Following his surprising victory in Sunday’s leadership election, New Democracy president Kyriakos Mitsotakis, who garnered 173,297 votes (52.43 percent), begins from Tuesday the task of overhauling his party.
Kyriakos Mitsotakis scored a surprise victory in New Democracy’s election contest on Sunday by beating off competition from favourite Evangelos Meimarakis.
New Democracy will have a new leader by Sunday night, with veteran Evangelos Meimarakis seen as the favourite to edge out former administrative reform minister Kyriakos Mitsotakis in the ballot.
Having spent the last few days on the defensive after releasing its proposals for the overhaul of the pension system, the government has decided to actively defend its plan both at home and abroad.
New Democracy’s protracted leadership race has entered its final stretch ahead of Sunday’s run-off vote between interim leader Evangelos Meimarakis and former administrative reform minister Kyriakos Mitsotakis.
The government presented its pension reform proposals to the opposition parties on Monday but got short shrift from them despite the fact that the plan does not contain any immediate direct cuts to pensions.
Government officials continue to court Vassilis Leventis, the head of the small opposition party, the Union of Centrists, a potential ally if the coalition’s slim majority is tested by the challenging reforms that lie ahead.
The focus of the Greek government’s negotiations with its lenders is expected to move quickly to the three key issues that need to be resolved in view of the upcoming first review but the coalition appears insistent that it will also pass its own legislation in the coming weeks.
Apart from being an important moment in terms of Greece aligning its civil rights with European Union norms, the passing of a bill on same-sex civil unions on Tuesday night also revealed some significant political fault lines.
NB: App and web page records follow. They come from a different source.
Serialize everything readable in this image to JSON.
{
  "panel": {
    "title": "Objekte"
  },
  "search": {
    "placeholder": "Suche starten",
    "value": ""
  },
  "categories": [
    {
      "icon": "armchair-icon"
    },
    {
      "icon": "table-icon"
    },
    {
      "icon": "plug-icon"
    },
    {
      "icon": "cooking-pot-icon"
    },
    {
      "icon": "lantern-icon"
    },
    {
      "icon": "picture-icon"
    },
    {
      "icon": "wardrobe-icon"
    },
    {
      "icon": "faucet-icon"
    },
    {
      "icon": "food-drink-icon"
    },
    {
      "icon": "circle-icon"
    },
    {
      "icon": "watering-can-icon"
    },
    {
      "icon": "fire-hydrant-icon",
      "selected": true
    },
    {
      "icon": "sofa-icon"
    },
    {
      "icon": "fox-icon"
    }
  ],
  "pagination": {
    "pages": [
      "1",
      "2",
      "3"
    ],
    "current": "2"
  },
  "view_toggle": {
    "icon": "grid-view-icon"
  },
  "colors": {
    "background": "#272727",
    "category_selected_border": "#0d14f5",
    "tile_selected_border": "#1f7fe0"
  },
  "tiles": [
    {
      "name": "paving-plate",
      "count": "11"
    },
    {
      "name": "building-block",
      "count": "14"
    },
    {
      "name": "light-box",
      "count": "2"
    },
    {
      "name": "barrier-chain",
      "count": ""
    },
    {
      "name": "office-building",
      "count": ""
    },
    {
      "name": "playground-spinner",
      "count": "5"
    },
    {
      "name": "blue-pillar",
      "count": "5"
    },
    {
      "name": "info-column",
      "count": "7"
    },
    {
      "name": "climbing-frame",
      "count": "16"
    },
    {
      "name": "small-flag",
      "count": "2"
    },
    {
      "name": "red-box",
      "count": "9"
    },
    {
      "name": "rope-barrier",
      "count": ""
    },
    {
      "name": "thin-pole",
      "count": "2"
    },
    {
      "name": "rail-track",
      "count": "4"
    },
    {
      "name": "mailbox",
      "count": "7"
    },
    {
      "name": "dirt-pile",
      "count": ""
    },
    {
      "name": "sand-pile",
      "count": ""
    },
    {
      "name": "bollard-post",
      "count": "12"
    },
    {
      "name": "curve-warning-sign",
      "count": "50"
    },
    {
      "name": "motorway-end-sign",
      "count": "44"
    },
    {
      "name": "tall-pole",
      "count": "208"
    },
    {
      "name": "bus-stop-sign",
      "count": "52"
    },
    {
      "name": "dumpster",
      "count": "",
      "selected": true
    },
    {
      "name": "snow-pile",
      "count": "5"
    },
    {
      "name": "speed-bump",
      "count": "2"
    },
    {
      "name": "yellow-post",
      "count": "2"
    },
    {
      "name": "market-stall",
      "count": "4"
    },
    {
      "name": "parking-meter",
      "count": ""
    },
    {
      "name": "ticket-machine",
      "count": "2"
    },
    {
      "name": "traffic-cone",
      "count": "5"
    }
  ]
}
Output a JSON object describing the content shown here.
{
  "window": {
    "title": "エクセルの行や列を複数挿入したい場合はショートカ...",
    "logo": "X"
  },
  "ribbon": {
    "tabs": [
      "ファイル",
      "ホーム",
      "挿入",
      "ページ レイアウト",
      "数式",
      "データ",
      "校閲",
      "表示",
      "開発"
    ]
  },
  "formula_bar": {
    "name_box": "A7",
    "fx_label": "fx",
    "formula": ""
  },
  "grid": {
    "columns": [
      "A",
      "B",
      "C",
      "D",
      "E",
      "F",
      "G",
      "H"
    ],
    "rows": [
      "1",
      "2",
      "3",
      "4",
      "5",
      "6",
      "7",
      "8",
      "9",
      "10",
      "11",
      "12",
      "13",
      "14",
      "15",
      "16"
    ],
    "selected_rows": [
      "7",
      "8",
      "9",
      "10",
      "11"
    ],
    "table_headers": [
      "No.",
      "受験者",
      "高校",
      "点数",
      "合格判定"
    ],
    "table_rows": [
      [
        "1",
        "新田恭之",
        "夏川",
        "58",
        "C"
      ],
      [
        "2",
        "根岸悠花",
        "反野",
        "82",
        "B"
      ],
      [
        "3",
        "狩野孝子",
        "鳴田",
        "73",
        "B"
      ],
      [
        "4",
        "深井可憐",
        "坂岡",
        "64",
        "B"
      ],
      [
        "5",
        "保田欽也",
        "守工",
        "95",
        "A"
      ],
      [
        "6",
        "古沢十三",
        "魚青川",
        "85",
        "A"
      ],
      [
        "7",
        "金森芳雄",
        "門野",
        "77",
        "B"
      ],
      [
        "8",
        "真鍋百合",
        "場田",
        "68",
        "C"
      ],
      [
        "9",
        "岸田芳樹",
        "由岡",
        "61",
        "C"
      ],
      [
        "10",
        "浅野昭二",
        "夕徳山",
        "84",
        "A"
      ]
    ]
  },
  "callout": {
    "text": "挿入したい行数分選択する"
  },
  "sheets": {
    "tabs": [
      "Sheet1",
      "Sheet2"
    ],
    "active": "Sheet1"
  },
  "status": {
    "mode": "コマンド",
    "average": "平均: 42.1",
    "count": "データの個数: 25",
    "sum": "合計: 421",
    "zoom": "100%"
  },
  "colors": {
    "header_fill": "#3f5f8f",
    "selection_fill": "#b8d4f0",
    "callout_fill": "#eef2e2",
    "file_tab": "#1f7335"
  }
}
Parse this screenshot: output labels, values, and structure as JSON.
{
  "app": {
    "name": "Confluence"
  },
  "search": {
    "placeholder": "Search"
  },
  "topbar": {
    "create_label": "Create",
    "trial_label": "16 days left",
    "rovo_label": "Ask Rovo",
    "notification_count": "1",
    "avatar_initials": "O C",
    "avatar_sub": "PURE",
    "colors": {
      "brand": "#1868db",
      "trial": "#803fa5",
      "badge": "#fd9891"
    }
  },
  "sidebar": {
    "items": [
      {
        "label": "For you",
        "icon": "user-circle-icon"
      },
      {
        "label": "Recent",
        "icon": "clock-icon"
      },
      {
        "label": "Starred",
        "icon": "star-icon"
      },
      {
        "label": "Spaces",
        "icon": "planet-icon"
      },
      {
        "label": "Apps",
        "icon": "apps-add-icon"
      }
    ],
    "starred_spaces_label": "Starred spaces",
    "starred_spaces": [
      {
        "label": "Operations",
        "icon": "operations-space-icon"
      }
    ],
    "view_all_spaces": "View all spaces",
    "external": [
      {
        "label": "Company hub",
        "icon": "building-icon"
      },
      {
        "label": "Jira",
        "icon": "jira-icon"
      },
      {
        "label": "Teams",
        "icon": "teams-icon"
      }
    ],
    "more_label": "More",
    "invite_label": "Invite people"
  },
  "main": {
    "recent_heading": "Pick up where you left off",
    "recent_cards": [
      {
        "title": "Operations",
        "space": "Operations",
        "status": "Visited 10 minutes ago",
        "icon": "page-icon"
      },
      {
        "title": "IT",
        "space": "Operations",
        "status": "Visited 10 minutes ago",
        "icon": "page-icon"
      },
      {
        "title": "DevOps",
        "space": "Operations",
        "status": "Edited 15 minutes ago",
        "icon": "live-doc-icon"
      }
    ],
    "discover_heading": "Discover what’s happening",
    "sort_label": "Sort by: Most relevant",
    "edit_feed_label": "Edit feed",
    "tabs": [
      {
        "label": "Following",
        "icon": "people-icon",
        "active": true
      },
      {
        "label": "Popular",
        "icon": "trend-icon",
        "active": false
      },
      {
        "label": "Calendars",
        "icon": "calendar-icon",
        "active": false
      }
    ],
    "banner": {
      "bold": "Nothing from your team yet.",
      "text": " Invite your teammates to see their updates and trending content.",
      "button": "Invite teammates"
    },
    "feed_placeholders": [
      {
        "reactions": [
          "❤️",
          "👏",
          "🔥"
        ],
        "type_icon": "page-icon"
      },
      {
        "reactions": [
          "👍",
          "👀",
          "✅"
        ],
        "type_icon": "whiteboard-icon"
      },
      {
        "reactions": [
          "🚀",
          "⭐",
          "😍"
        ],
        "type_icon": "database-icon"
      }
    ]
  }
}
The race to complete the second set of prior actions demanded by Greece’s lenders before Christmas appears to have been completed, providing the government with a much-needed injection of funds and a short break before a new round of negotiations begins.